§ **Work order**
Return the full listing, keeping every line exactly as it is.

§ **Data provided**

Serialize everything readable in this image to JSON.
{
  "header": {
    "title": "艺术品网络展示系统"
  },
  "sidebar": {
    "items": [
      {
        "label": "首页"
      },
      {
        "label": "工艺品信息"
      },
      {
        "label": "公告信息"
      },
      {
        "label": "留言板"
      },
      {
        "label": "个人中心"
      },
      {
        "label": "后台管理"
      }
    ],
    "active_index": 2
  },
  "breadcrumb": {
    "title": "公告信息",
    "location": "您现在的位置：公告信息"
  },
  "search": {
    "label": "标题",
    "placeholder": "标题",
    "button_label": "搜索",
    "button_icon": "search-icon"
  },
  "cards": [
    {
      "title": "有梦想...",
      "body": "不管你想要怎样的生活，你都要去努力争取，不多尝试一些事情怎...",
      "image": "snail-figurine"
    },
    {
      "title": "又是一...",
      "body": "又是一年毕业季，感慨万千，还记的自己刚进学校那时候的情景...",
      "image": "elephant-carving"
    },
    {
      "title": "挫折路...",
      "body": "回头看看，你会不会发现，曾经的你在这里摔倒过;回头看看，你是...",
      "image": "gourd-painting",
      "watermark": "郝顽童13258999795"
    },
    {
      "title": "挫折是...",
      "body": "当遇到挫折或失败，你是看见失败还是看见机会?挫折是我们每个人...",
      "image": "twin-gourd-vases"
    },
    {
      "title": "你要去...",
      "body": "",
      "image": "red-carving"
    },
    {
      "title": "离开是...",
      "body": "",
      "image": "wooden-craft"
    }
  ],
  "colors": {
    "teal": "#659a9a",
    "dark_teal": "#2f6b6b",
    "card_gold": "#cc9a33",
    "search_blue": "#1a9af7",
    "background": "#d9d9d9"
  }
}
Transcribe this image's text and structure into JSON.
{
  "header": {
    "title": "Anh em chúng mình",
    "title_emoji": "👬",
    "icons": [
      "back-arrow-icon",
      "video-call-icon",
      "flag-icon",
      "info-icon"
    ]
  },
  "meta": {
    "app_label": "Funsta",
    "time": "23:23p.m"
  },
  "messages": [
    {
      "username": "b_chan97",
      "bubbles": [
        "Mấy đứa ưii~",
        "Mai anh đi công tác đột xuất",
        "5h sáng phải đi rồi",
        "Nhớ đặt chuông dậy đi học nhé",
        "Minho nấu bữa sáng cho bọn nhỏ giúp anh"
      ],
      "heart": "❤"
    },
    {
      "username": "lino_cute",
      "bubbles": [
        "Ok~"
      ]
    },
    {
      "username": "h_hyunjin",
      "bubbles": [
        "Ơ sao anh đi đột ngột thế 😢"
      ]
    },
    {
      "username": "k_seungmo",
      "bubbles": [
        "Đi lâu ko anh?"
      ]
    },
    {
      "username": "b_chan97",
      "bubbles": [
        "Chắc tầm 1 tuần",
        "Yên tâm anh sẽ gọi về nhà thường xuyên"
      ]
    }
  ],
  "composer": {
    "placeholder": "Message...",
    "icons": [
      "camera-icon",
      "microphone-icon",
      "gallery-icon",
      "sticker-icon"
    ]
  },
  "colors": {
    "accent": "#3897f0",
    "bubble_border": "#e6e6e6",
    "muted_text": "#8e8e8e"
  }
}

§ **Response area**
Serialize everything readable in this image to JSON.
{
  "header": {
    "title": "艺术品网络展示系统"
  },
  "sidebar": {
    "items": [
      {
        "label": "首页"
      },
      {
        "label": "工艺品信息"
      },
      {
        "label": "公告信息"
      },
      {
        "label": "留言板"
      },
      {
        "label": "个人中心"
      },
      {
        "label": "后台管理"
      }
    ],
    "active_index": 2
  },
  "breadcrumb": {
    "title": "公告信息",
    "location": "您现在的位置：公告信息"
  },
  "search": {
    "label": "标题",
    "placeholder": "标题",
    "button_label": "搜索",
    "button_icon": "search-icon"
  },
  "cards": [
    {
      "title": "有梦想...",
      "body": "不管你想要怎样的生活，你都要去努力争取，不多尝试一些事情怎...",
      "image": "snail-figurine"
    },
    {
      "title": "又是一...",
      "body": "又是一年毕业季，感慨万千，还记的自己刚进学校那时候的情景...",
      "image": "elephant-carving"
    },
    {
      "title": "挫折路...",
      "body": "回头看看，你会不会发现，曾经的你在这里摔倒过;回头看看，你是...",
      "image": "gourd-painting",
      "watermark": "郝顽童13258999795"
    },
    {
      "title": "挫折是...",
      "body": "当遇到挫折或失败，你是看见失败还是看见机会?挫折是我们每个人...",
      "image": "twin-gourd-vases"
    },
    {
      "title": "你要去...",
      "body": "",
      "image": "red-carving"
    },
    {
      "title": "离开是...",
      "body": "",
      "image": "wooden-craft"
    }
  ],
  "colors": {
    "teal": "#659a9a",
    "dark_teal": "#2f6b6b",
    "card_gold": "#cc9a33",
    "search_blue": "#1a9af7",
    "background": "#d9d9d9"
  }
}
Transcribe this image's text and structure into JSON.
{
  "header": {
    "title": "Anh em chúng mình",
    "title_emoji": "👬",
    "icons": [
      "back-arrow-icon",
      "video-call-icon",
      "flag-icon",
      "info-icon"
    ]
  },
  "meta": {
    "app_label": "Funsta",
    "time": "23:23p.m"
  },
  "messages": [
    {
      "username": "b_chan97",
      "bubbles": [
        "Mấy đứa ưii~",
        "Mai anh đi công tác đột xuất",
        "5h sáng phải đi rồi",
        "Nhớ đặt chuông dậy đi học nhé",
        "Minho nấu bữa sáng cho bọn nhỏ giúp anh"
      ],
      "heart": "❤"
    },
    {
      "username": "lino_cute",
      "bubbles": [
        "Ok~"
      ]
    },
    {
      "username": "h_hyunjin",
      "bubbles": [
        "Ơ sao anh đi đột ngột thế 😢"
      ]
    },
    {
      "username": "k_seungmo",
      "bubbles": [
        "Đi lâu ko anh?"
      ]
    },
    {
      "username": "b_chan97",
      "bubbles": [
        "Chắc tầm 1 tuần",
        "Yên tâm anh sẽ gọi về nhà thường xuyên"
      ]
    }
  ],
  "composer": {
    "placeholder": "Message...",
    "icons": [
      "camera-icon",
      "microphone-icon",
      "gallery-icon",
      "sticker-icon"
    ]
  },
  "colors": {
    "accent": "#3897f0",
    "bubble_border": "#e6e6e6",
    "muted_text": "#8e8e8e"
  }
}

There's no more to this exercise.